- Other financial services—help with reporting, financial policies, QuickBooks training etc. (22.2%)
- Staff training (21.8%)
The next five highest rates for planning or likely to buy were:
- Training on advocacy and community organizing (20.1%)
- Strategic and business planning (17.8%)
- Leadership Coaching for ED and others (17.1%)
- Assistance with program development, evaluation, logic models etc. (16.5%)
- Human resources (15.6%)
Peer coaching was the service respondents indicated that they are least likely to buy. This is likely the result of people not expecting to pay for this service.
Of the survey respondents with organizational budgets over $1 million, those with budgets between $1-2 million seemed most interested in purchasing services overall. These organizations either plan to buy or are likely to buy:
- Financial audits (71%)
- Fundraising assistance (43%)
- Technology planning (36%)
- Database services (33%)
- Bookkeeping services (29%)
- Communications/marketing/graphic design expertise (29%)
- Staff training (27%)
- Training on effective advocacy (27%)
- Assistance with program development (23%)
- Human resources management (21%)
- Legal services (21%)
Survey respondents with organizational budgets between $2-5 million were less interested in purchasing services overall, but either plan to buy or are likely to buy:
- Financial audits (57%)
- Staff training (50%)
- Legal services (29%)
- Communications/marketing/graphic design expertise (21%)
- Database services (21%)
Survey respondents with organizational budgets under $1 million were most interested in purchasing:
- Fundraising assistance
- Financial audits
- Communications/marketing/graphic design expertise
- Bookkeeping or ongoing accounting services
- Strategic planning and business planning
Between 15-20% of respondents either plan to buy or are likely to buy technology services in the next two years, with database services and website design being of the most interest.
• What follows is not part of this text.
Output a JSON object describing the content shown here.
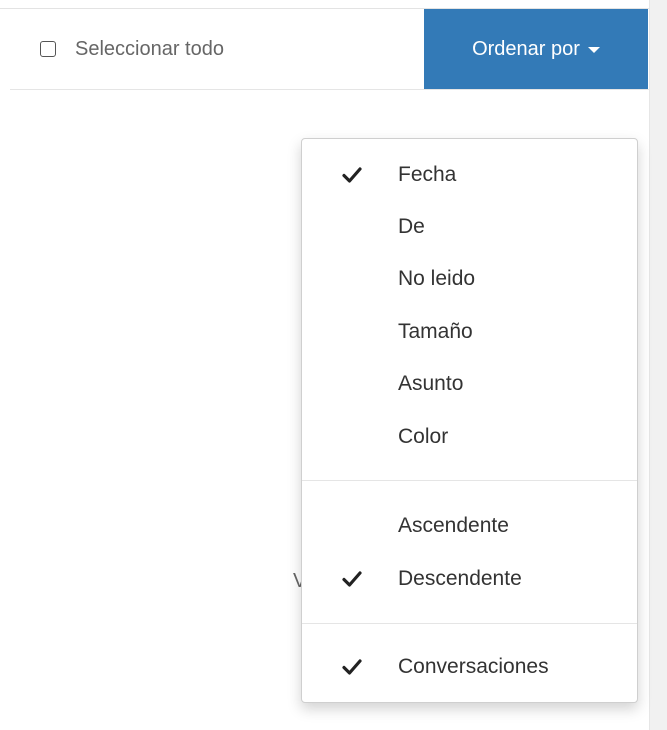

Technology uses mentioned by the respondents related to a broad range of organizational activities. In the next two years, respondents think that technology will help them be more effective or efficient with using social media sites, mobile applications, and other forms of communication; updating their websites; updating hardware and software; using databases for tracking and reporting; customer/client/donor relationship management; on-line mentoring/training; receiving payments online; volunteer scheduling, recruitment, and management; electronic medical records; and cloud systems.